▶ **WORK ORDER**
Return each entry word for word, without its pictures.

[Interface dataset entries]
★ ★ ★ ★
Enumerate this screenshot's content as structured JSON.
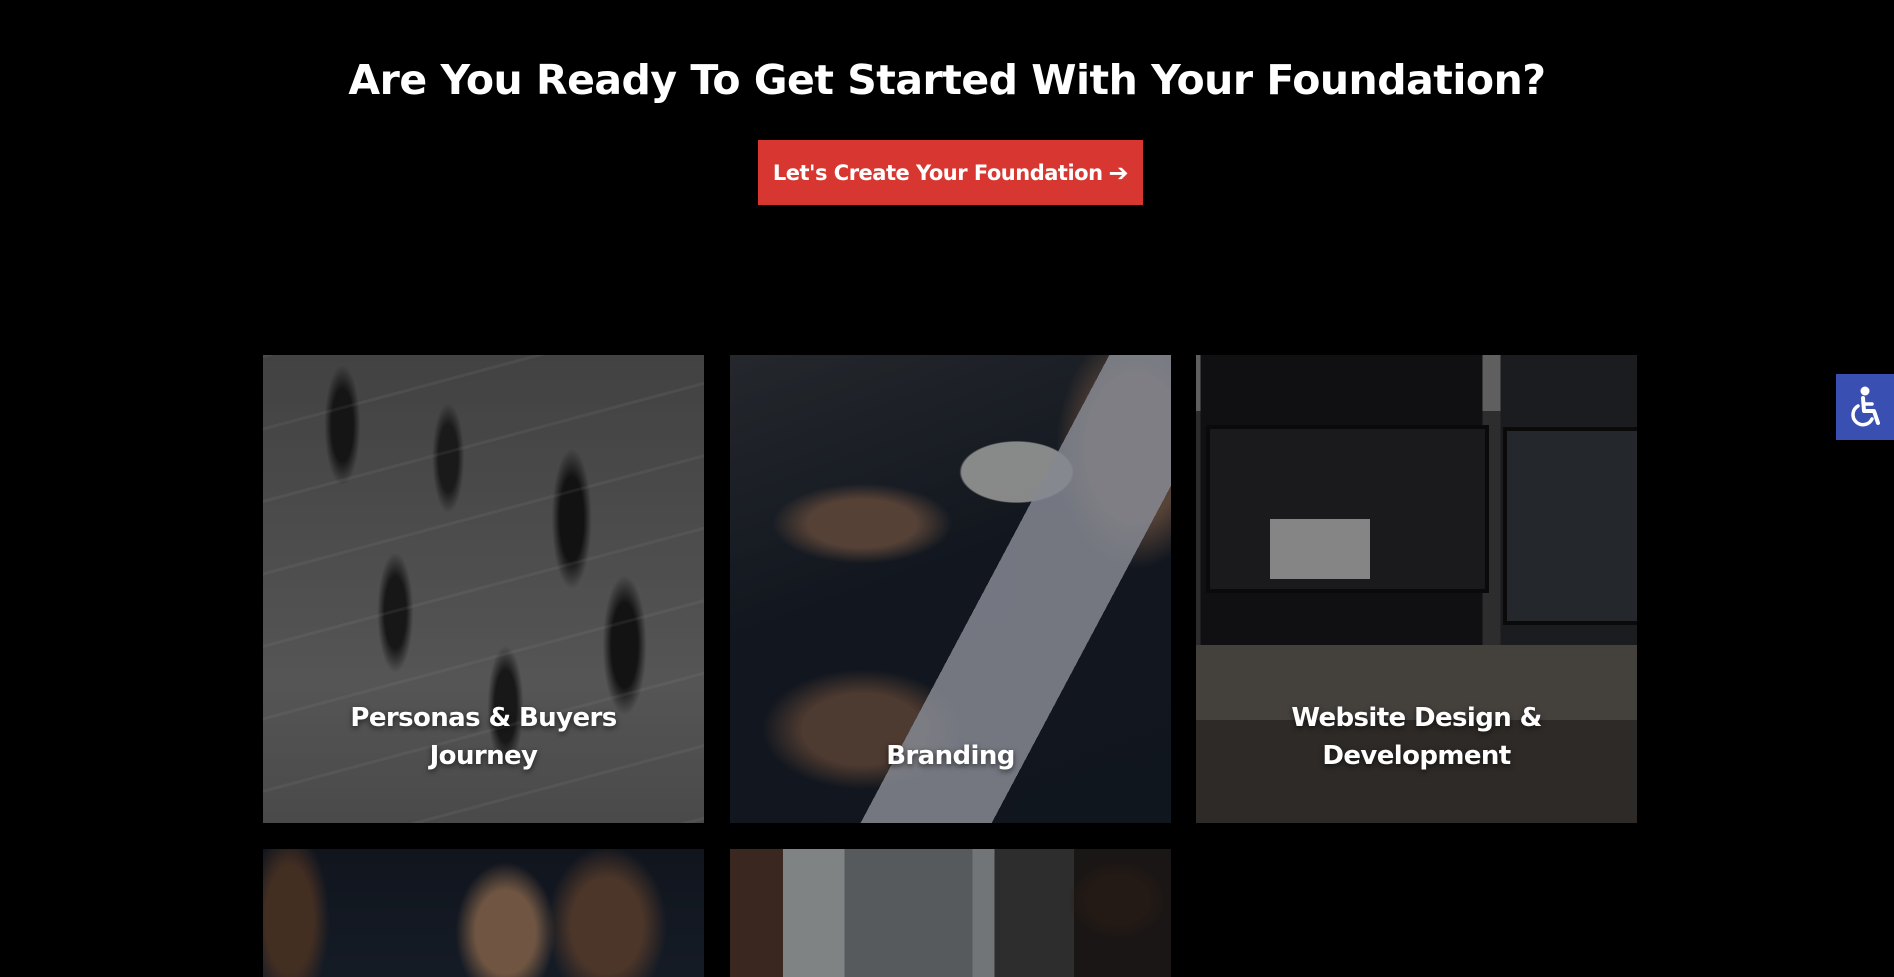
{
  "hero": {
    "title": "Are You Ready To Get Started With Your Foundation?",
    "cta_label": "Let's Create Your Foundation",
    "cta_icon": "arrow-right-icon",
    "cta_color": "#d73730"
  },
  "services": [
    {
      "label": "Personas & Buyers Journey"
    },
    {
      "label": "Branding"
    },
    {
      "label": "Website Design & Development"
    },
    {
      "label": ""
    },
    {
      "label": ""
    }
  ],
  "accessibility": {
    "icon": "wheelchair-accessibility-icon",
    "color": "#3a4fb2"
  }
}
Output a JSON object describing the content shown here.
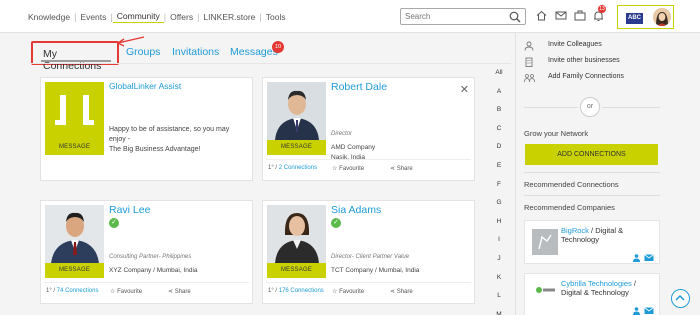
{
  "nav": {
    "items": [
      "Knowledge",
      "Events",
      "Community",
      "Offers",
      "LINKER.store",
      "Tools"
    ],
    "active": "Community"
  },
  "search": {
    "placeholder": "Search"
  },
  "notifications": {
    "count": "13"
  },
  "profile": {
    "badge": "ABC"
  },
  "tabs": {
    "my_connections": "My Connections",
    "groups": "Groups",
    "invitations": "Invitations",
    "messages": "Messages",
    "messages_badge": "10"
  },
  "cards": [
    {
      "name": "GlobalLinker Assist",
      "desc1": "Happy to be of assistance, so you may",
      "desc2": "enjoy -",
      "desc3": "The Big Business Advantage!",
      "message": "MESSAGE"
    },
    {
      "name": "Robert Dale",
      "role": "Director",
      "company": "AMD Company",
      "location": "Nasik, India",
      "degree": "1° / ",
      "connections": "2 Connections",
      "favourite": "Favourite",
      "share": "Share",
      "message": "MESSAGE"
    },
    {
      "name": "Ravi Lee",
      "role": "Consulting Partner- Philippines",
      "company": "XYZ Company",
      "location": "/ Mumbai, India",
      "degree": "1° / ",
      "connections": "74 Connections",
      "favourite": "Favourite",
      "share": "Share",
      "message": "MESSAGE"
    },
    {
      "name": "Sia Adams",
      "role": "Director- Client Partner Value",
      "company": "TCT Company",
      "location": "/ Mumbai, India",
      "degree": "1° / ",
      "connections": "176 Connections",
      "favourite": "Favourite",
      "share": "Share",
      "message": "MESSAGE"
    }
  ],
  "alphabet": [
    "All",
    "A",
    "B",
    "C",
    "D",
    "E",
    "F",
    "G",
    "H",
    "I",
    "J",
    "K",
    "L",
    "M"
  ],
  "sidebar": {
    "invite_colleagues": "Invite Colleagues",
    "invite_businesses": "Invite other businesses",
    "add_family": "Add Family Connections",
    "or": "or",
    "grow": "Grow your Network",
    "add_connections": "ADD CONNECTIONS",
    "recommended_connections": "Recommended Connections",
    "recommended_companies": "Recommended Companies",
    "companies": [
      {
        "name": "BigRock",
        "sector": " / Digital & Technology"
      },
      {
        "name": "Cybrilla Technologies",
        "sector": " / Digital & Technology"
      }
    ]
  },
  "colors": {
    "accent": "#c9d200",
    "link": "#1e9bd7",
    "highlight": "#e53935"
  }
}
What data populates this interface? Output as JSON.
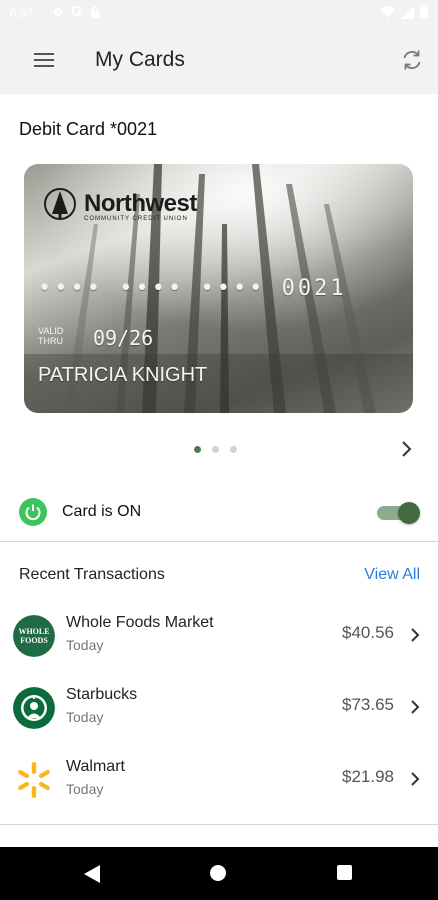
{
  "status_bar": {
    "time": "6:57",
    "icons_left": [
      "gear-icon",
      "google-icon",
      "lock-icon"
    ],
    "icons_right": [
      "wifi-icon",
      "signal-icon",
      "battery-icon"
    ]
  },
  "app_bar": {
    "title": "My Cards",
    "menu_icon": "hamburger-menu-icon",
    "refresh_icon": "refresh-icon"
  },
  "card_section": {
    "title": "Debit Card *0021",
    "card": {
      "brand": "Northwest",
      "brand_sub": "COMMUNITY CREDIT UNION",
      "masked_number": "•••• •••• •••• 0021",
      "valid_label": "VALID THRU",
      "expiry": "09/26",
      "holder": "PATRICIA KNIGHT"
    },
    "pager": {
      "count": 3,
      "active": 0
    }
  },
  "card_status": {
    "label": "Card is ON",
    "enabled": true
  },
  "transactions": {
    "title": "Recent Transactions",
    "view_all": "View All",
    "items": [
      {
        "merchant": "Whole Foods Market",
        "date": "Today",
        "amount": "$40.56",
        "logo_text": "WHOLE FOODS",
        "logo_color": "#1f6b44"
      },
      {
        "merchant": "Starbucks",
        "date": "Today",
        "amount": "$73.65",
        "logo_text": "",
        "logo_color": "#0b6b3a"
      },
      {
        "merchant": "Walmart",
        "date": "Today",
        "amount": "$21.98",
        "logo_text": "",
        "logo_color": "#f6b81c"
      }
    ]
  },
  "colors": {
    "accent_green": "#426b42",
    "link_blue": "#2b7fd9",
    "power_green": "#3ec45c"
  }
}
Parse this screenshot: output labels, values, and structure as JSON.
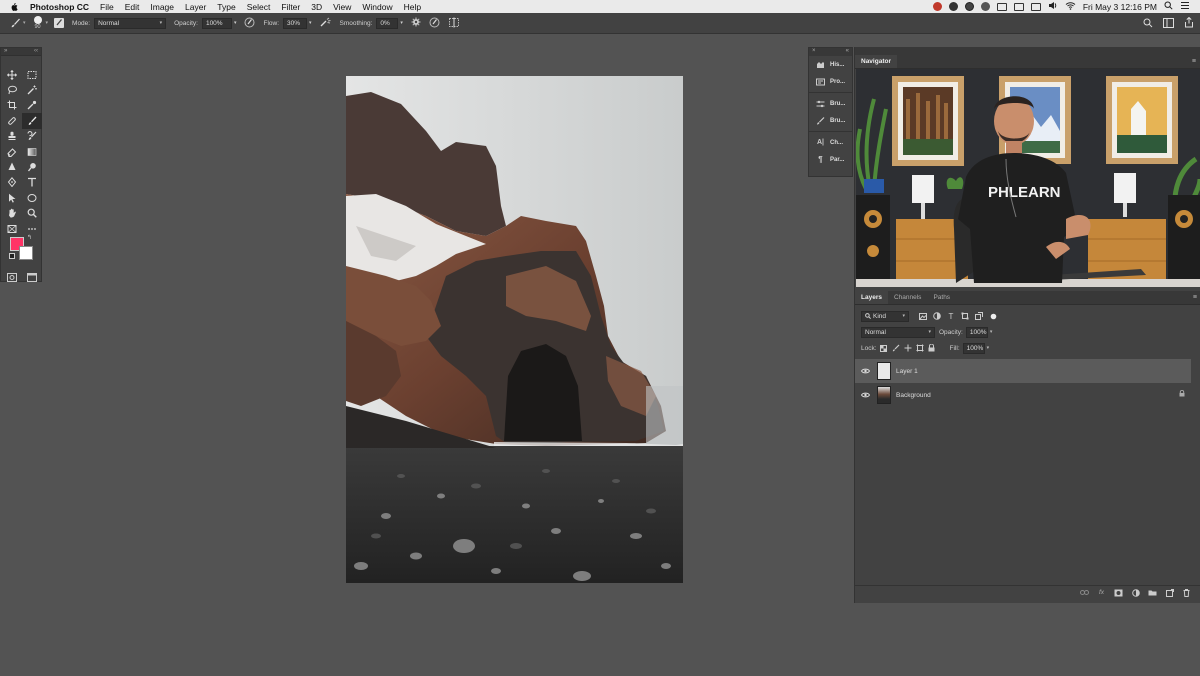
{
  "menubar": {
    "app_name": "Photoshop CC",
    "items": [
      "File",
      "Edit",
      "Image",
      "Layer",
      "Type",
      "Select",
      "Filter",
      "3D",
      "View",
      "Window",
      "Help"
    ],
    "clock": "Fri May 3  12:16 PM"
  },
  "options": {
    "brush_size": "90",
    "mode_label": "Mode:",
    "mode_value": "Normal",
    "opacity_label": "Opacity:",
    "opacity_value": "100%",
    "flow_label": "Flow:",
    "flow_value": "30%",
    "smoothing_label": "Smoothing:",
    "smoothing_value": "0%"
  },
  "colors": {
    "foreground": "#ff3366",
    "background": "#ffffff"
  },
  "dock": {
    "items": [
      "His...",
      "Pro...",
      "Bru...",
      "Bru...",
      "Ch...",
      "Par..."
    ]
  },
  "navigator": {
    "tab": "Navigator",
    "shirt_text": "PHLEARN"
  },
  "layers_panel": {
    "tabs": [
      "Layers",
      "Channels",
      "Paths"
    ],
    "filter_value": "Kind",
    "blend_value": "Normal",
    "opacity_label": "Opacity:",
    "opacity_value": "100%",
    "lock_label": "Lock:",
    "fill_label": "Fill:",
    "fill_value": "100%",
    "layers": [
      {
        "name": "Layer 1"
      },
      {
        "name": "Background"
      }
    ]
  }
}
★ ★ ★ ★
▶ **FINAL ANSWER**
Enumerate this screenshot's content as structured JSON.
{
  "hero": {
    "title": "Are You Ready To Get Started With Your Foundation?",
    "cta_label": "Let's Create Your Foundation",
    "cta_icon": "arrow-right-icon",
    "cta_color": "#d73730"
  },
  "services": [
    {
      "label": "Personas & Buyers Journey"
    },
    {
      "label": "Branding"
    },
    {
      "label": "Website Design & Development"
    },
    {
      "label": ""
    },
    {
      "label": ""
    }
  ],
  "accessibility": {
    "icon": "wheelchair-accessibility-icon",
    "color": "#3a4fb2"
  }
}
Output a JSON object describing the content shown here.
{
  "nav": {
    "items": [
      "Knowledge",
      "Events",
      "Community",
      "Offers",
      "LINKER.store",
      "Tools"
    ],
    "active": "Community"
  },
  "search": {
    "placeholder": "Search"
  },
  "notifications": {
    "count": "13"
  },
  "profile": {
    "badge": "ABC"
  },
  "tabs": {
    "my_connections": "My Connections",
    "groups": "Groups",
    "invitations": "Invitations",
    "messages": "Messages",
    "messages_badge": "10"
  },
  "cards": [
    {
      "name": "GlobalLinker Assist",
      "desc1": "Happy to be of assistance, so you may",
      "desc2": "enjoy -",
      "desc3": "The Big Business Advantage!",
      "message": "MESSAGE"
    },
    {
      "name": "Robert Dale",
      "role": "Director",
      "company": "AMD Company",
      "location": "Nasik, India",
      "degree": "1° / ",
      "connections": "2 Connections",
      "favourite": "Favourite",
      "share": "Share",
      "message": "MESSAGE"
    },
    {
      "name": "Ravi Lee",
      "role": "Consulting Partner- Philippines",
      "company": "XYZ Company",
      "location": "/ Mumbai, India",
      "degree": "1° / ",
      "connections": "74 Connections",
      "favourite": "Favourite",
      "share": "Share",
      "message": "MESSAGE"
    },
    {
      "name": "Sia Adams",
      "role": "Director- Client Partner Value",
      "company": "TCT Company",
      "location": "/ Mumbai, India",
      "degree": "1° / ",
      "connections": "176 Connections",
      "favourite": "Favourite",
      "share": "Share",
      "message": "MESSAGE"
    }
  ],
  "alphabet": [
    "All",
    "A",
    "B",
    "C",
    "D",
    "E",
    "F",
    "G",
    "H",
    "I",
    "J",
    "K",
    "L",
    "M"
  ],
  "sidebar": {
    "invite_colleagues": "Invite Colleagues",
    "invite_businesses": "Invite other businesses",
    "add_family": "Add Family Connections",
    "or": "or",
    "grow": "Grow your Network",
    "add_connections": "ADD CONNECTIONS",
    "recommended_connections": "Recommended Connections",
    "recommended_companies": "Recommended Companies",
    "companies": [
      {
        "name": "BigRock",
        "sector": " / Digital & Technology"
      },
      {
        "name": "Cybrilla Technologies",
        "sector": " / Digital & Technology"
      }
    ]
  },
  "colors": {
    "accent": "#c9d200",
    "link": "#1e9bd7",
    "highlight": "#e53935"
  }
}
What data populates this interface? Output as JSON.
{
  "status_bar": {
    "time": "6:57",
    "icons_left": [
      "gear-icon",
      "google-icon",
      "lock-icon"
    ],
    "icons_right": [
      "wifi-icon",
      "signal-icon",
      "battery-icon"
    ]
  },
  "app_bar": {
    "title": "My Cards",
    "menu_icon": "hamburger-menu-icon",
    "refresh_icon": "refresh-icon"
  },
  "card_section": {
    "title": "Debit Card *0021",
    "card": {
      "brand": "Northwest",
      "brand_sub": "COMMUNITY CREDIT UNION",
      "masked_number": "•••• •••• •••• 0021",
      "valid_label": "VALID THRU",
      "expiry": "09/26",
      "holder": "PATRICIA KNIGHT"
    },
    "pager": {
      "count": 3,
      "active": 0
    }
  },
  "card_status": {
    "label": "Card is ON",
    "enabled": true
  },
  "transactions": {
    "title": "Recent Transactions",
    "view_all": "View All",
    "items": [
      {
        "merchant": "Whole Foods Market",
        "date": "Today",
        "amount": "$40.56",
        "logo_text": "WHOLE FOODS",
        "logo_color": "#1f6b44"
      },
      {
        "merchant": "Starbucks",
        "date": "Today",
        "amount": "$73.65",
        "logo_text": "",
        "logo_color": "#0b6b3a"
      },
      {
        "merchant": "Walmart",
        "date": "Today",
        "amount": "$21.98",
        "logo_text": "",
        "logo_color": "#f6b81c"
      }
    ]
  },
  "colors": {
    "accent_green": "#426b42",
    "link_blue": "#2b7fd9",
    "power_green": "#3ec45c"
  }
}
Parse this screenshot: output labels, values, and structure as JSON.
{
  "menubar": {
    "app_name": "Photoshop CC",
    "items": [
      "File",
      "Edit",
      "Image",
      "Layer",
      "Type",
      "Select",
      "Filter",
      "3D",
      "View",
      "Window",
      "Help"
    ],
    "clock": "Fri May 3  12:16 PM"
  },
  "options": {
    "brush_size": "90",
    "mode_label": "Mode:",
    "mode_value": "Normal",
    "opacity_label": "Opacity:",
    "opacity_value": "100%",
    "flow_label": "Flow:",
    "flow_value": "30%",
    "smoothing_label": "Smoothing:",
    "smoothing_value": "0%"
  },
  "colors": {
    "foreground": "#ff3366",
    "background": "#ffffff"
  },
  "dock": {
    "items": [
      "His...",
      "Pro...",
      "Bru...",
      "Bru...",
      "Ch...",
      "Par..."
    ]
  },
  "navigator": {
    "tab": "Navigator",
    "shirt_text": "PHLEARN"
  },
  "layers_panel": {
    "tabs": [
      "Layers",
      "Channels",
      "Paths"
    ],
    "filter_value": "Kind",
    "blend_value": "Normal",
    "opacity_label": "Opacity:",
    "opacity_value": "100%",
    "lock_label": "Lock:",
    "fill_label": "Fill:",
    "fill_value": "100%",
    "layers": [
      {
        "name": "Layer 1"
      },
      {
        "name": "Background"
      }
    ]
  }
}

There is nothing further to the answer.